Among the entries below, how many lines contain the string "Base"? Only the number is wanted.
---- AVAILABLE DATA
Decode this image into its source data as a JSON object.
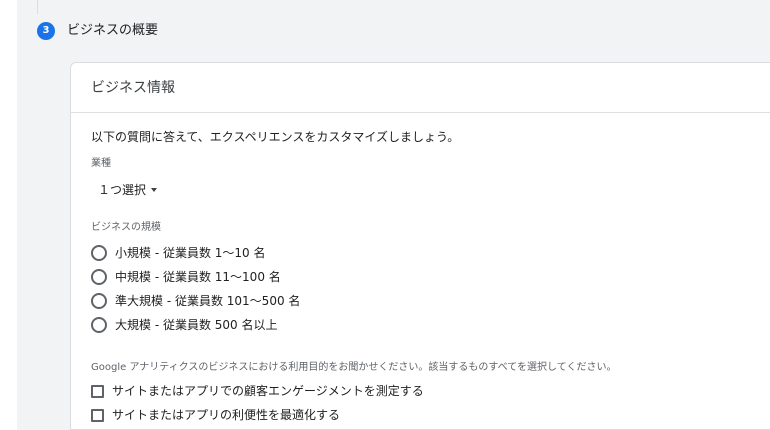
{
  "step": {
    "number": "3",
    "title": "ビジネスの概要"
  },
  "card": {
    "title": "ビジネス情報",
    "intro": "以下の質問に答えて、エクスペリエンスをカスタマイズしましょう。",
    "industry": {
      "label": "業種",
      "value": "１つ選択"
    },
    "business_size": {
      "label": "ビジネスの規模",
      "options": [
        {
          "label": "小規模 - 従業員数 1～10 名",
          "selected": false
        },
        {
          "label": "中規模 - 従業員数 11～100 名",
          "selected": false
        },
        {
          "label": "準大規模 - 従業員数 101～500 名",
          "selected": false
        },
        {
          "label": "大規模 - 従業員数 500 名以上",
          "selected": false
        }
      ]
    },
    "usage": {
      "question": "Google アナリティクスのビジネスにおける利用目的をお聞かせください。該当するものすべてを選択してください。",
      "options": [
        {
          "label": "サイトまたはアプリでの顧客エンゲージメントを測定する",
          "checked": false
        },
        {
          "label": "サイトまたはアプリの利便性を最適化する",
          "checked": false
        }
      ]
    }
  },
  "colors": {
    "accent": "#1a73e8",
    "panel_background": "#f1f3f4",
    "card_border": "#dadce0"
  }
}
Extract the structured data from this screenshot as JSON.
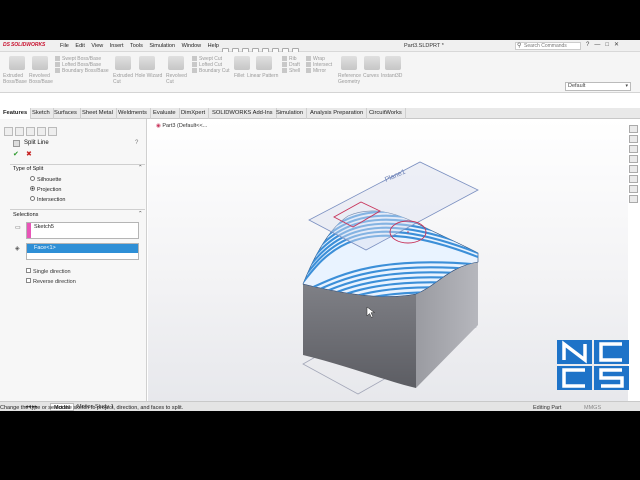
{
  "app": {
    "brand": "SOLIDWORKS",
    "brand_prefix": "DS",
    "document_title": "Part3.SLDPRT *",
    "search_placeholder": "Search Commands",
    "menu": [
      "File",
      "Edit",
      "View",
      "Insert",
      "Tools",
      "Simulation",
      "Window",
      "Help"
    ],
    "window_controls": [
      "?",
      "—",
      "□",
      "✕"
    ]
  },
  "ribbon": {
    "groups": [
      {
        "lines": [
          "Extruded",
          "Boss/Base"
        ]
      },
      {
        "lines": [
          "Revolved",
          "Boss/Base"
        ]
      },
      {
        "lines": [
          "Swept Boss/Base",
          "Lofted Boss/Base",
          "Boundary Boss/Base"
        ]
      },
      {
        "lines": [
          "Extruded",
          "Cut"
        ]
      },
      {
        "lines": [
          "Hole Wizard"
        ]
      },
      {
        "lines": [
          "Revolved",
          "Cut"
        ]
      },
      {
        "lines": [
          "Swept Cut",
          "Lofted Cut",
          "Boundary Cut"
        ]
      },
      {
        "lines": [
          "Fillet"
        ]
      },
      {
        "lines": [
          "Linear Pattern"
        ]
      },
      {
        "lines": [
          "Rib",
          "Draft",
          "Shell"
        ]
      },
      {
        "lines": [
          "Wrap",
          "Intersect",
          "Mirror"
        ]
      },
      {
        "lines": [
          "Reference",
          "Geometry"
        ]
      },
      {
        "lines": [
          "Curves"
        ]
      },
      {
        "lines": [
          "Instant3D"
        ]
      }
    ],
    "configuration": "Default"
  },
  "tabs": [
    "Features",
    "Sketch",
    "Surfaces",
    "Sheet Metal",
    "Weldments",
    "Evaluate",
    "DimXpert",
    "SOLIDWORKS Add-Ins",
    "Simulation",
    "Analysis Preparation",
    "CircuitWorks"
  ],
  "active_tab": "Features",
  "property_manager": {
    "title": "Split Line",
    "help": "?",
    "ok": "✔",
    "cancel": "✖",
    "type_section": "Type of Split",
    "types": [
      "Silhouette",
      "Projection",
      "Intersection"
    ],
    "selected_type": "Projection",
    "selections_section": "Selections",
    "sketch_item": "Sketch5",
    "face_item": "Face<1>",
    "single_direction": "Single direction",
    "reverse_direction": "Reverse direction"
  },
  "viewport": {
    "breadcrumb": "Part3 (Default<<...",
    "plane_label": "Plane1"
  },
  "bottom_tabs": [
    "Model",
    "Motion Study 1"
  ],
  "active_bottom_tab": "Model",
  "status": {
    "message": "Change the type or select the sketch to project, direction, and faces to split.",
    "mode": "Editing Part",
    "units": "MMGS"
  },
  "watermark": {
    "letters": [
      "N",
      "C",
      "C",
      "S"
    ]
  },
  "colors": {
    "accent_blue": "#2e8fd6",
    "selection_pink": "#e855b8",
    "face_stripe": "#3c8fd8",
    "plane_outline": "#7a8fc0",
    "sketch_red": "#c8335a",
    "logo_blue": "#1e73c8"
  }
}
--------
- EXERCISE SOLUTION
5